*** Opening of Data to process ***

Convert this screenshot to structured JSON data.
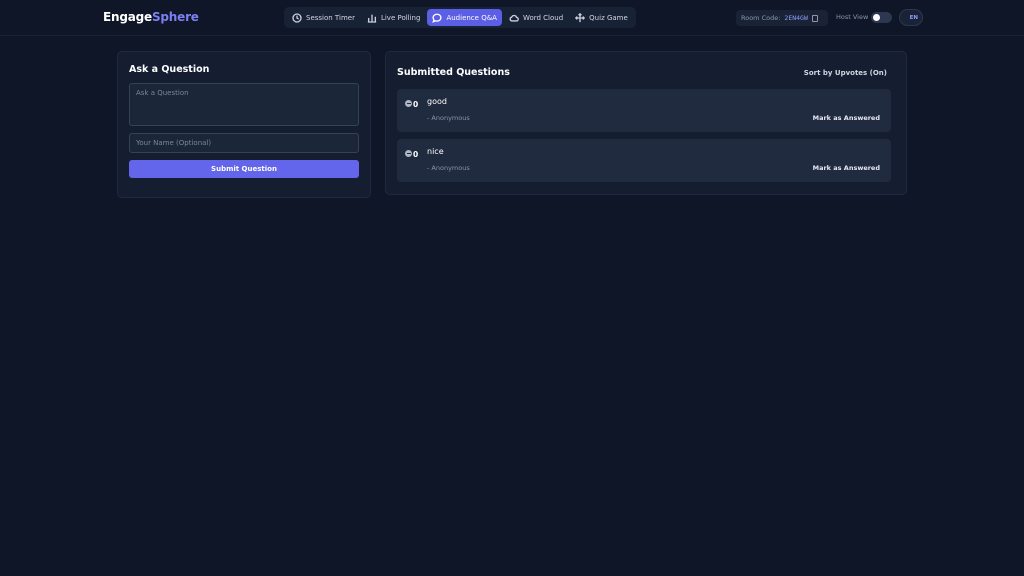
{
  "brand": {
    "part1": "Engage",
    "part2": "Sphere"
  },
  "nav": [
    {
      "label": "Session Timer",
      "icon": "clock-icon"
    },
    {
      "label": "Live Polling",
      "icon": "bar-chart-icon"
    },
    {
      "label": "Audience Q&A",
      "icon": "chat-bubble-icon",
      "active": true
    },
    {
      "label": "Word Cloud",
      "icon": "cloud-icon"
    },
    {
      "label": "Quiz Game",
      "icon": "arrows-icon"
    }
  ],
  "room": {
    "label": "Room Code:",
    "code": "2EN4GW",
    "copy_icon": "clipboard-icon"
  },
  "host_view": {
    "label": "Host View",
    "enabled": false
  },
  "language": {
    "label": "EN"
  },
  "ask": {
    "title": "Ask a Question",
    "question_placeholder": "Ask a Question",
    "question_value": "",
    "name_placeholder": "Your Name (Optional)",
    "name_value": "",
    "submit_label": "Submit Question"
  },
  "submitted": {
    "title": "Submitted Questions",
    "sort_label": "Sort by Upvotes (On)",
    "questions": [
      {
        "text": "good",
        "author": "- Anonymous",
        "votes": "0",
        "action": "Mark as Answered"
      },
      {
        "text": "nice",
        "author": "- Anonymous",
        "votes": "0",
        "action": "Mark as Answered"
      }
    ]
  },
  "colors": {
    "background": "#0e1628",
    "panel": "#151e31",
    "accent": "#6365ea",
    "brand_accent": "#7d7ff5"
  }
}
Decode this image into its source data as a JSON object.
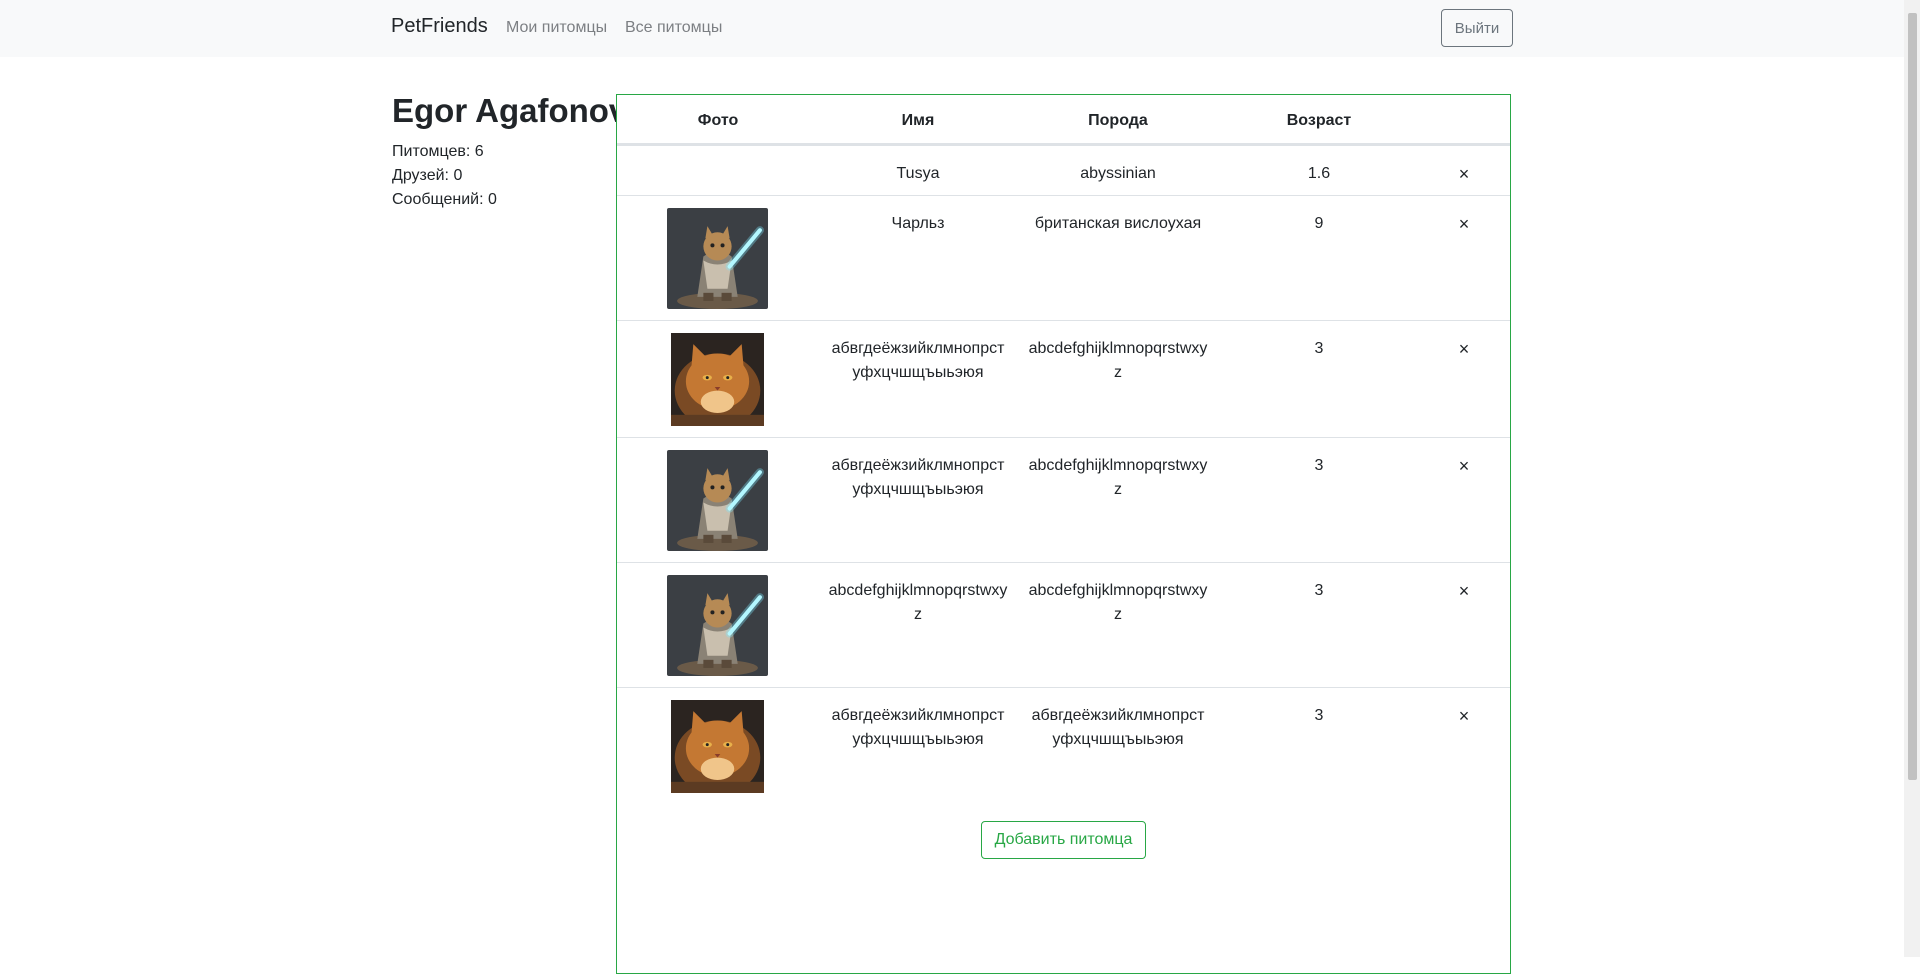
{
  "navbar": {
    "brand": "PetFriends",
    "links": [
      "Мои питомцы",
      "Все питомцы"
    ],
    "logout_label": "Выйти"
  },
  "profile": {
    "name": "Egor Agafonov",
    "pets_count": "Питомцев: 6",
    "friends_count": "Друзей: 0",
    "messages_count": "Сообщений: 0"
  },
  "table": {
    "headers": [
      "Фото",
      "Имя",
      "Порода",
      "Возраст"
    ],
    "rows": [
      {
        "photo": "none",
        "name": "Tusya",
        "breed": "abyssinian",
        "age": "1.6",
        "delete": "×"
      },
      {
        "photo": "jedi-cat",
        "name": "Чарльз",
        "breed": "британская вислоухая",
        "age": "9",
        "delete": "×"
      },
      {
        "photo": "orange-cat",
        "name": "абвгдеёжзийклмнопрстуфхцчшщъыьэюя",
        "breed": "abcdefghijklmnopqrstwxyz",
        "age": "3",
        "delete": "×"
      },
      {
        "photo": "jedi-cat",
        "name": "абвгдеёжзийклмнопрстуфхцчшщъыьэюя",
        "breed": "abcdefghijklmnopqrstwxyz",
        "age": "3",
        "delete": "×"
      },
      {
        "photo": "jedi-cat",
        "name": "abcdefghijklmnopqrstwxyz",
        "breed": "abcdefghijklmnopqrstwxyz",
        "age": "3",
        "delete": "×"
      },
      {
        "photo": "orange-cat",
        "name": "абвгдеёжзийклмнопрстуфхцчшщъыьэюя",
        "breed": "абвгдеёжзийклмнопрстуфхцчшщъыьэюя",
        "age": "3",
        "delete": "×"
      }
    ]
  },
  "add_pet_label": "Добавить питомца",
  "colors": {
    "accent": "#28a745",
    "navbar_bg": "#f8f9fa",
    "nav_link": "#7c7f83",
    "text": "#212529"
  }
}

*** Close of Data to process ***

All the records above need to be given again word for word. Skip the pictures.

Convert this screenshot to structured JSON data.
{
  "brand": {
    "part1": "Engage",
    "part2": "Sphere"
  },
  "nav": [
    {
      "label": "Session Timer",
      "icon": "clock-icon"
    },
    {
      "label": "Live Polling",
      "icon": "bar-chart-icon"
    },
    {
      "label": "Audience Q&A",
      "icon": "chat-bubble-icon",
      "active": true
    },
    {
      "label": "Word Cloud",
      "icon": "cloud-icon"
    },
    {
      "label": "Quiz Game",
      "icon": "arrows-icon"
    }
  ],
  "room": {
    "label": "Room Code:",
    "code": "2EN4GW",
    "copy_icon": "clipboard-icon"
  },
  "host_view": {
    "label": "Host View",
    "enabled": false
  },
  "language": {
    "label": "EN"
  },
  "ask": {
    "title": "Ask a Question",
    "question_placeholder": "Ask a Question",
    "question_value": "",
    "name_placeholder": "Your Name (Optional)",
    "name_value": "",
    "submit_label": "Submit Question"
  },
  "submitted": {
    "title": "Submitted Questions",
    "sort_label": "Sort by Upvotes (On)",
    "questions": [
      {
        "text": "good",
        "author": "- Anonymous",
        "votes": "0",
        "action": "Mark as Answered"
      },
      {
        "text": "nice",
        "author": "- Anonymous",
        "votes": "0",
        "action": "Mark as Answered"
      }
    ]
  },
  "colors": {
    "background": "#0e1628",
    "panel": "#151e31",
    "accent": "#6365ea",
    "brand_accent": "#7d7ff5"
  }
}
Decode this image into its source data as a JSON object.
{
  "navbar": {
    "brand": "PetFriends",
    "links": [
      "Мои питомцы",
      "Все питомцы"
    ],
    "logout_label": "Выйти"
  },
  "profile": {
    "name": "Egor Agafonov",
    "pets_count": "Питомцев: 6",
    "friends_count": "Друзей: 0",
    "messages_count": "Сообщений: 0"
  },
  "table": {
    "headers": [
      "Фото",
      "Имя",
      "Порода",
      "Возраст"
    ],
    "rows": [
      {
        "photo": "none",
        "name": "Tusya",
        "breed": "abyssinian",
        "age": "1.6",
        "delete": "×"
      },
      {
        "photo": "jedi-cat",
        "name": "Чарльз",
        "breed": "британская вислоухая",
        "age": "9",
        "delete": "×"
      },
      {
        "photo": "orange-cat",
        "name": "абвгдеёжзийклмнопрстуфхцчшщъыьэюя",
        "breed": "abcdefghijklmnopqrstwxyz",
        "age": "3",
        "delete": "×"
      },
      {
        "photo": "jedi-cat",
        "name": "абвгдеёжзийклмнопрстуфхцчшщъыьэюя",
        "breed": "abcdefghijklmnopqrstwxyz",
        "age": "3",
        "delete": "×"
      },
      {
        "photo": "jedi-cat",
        "name": "abcdefghijklmnopqrstwxyz",
        "breed": "abcdefghijklmnopqrstwxyz",
        "age": "3",
        "delete": "×"
      },
      {
        "photo": "orange-cat",
        "name": "абвгдеёжзийклмнопрстуфхцчшщъыьэюя",
        "breed": "абвгдеёжзийклмнопрстуфхцчшщъыьэюя",
        "age": "3",
        "delete": "×"
      }
    ]
  },
  "add_pet_label": "Добавить питомца",
  "colors": {
    "accent": "#28a745",
    "navbar_bg": "#f8f9fa",
    "nav_link": "#7c7f83",
    "text": "#212529"
  }
}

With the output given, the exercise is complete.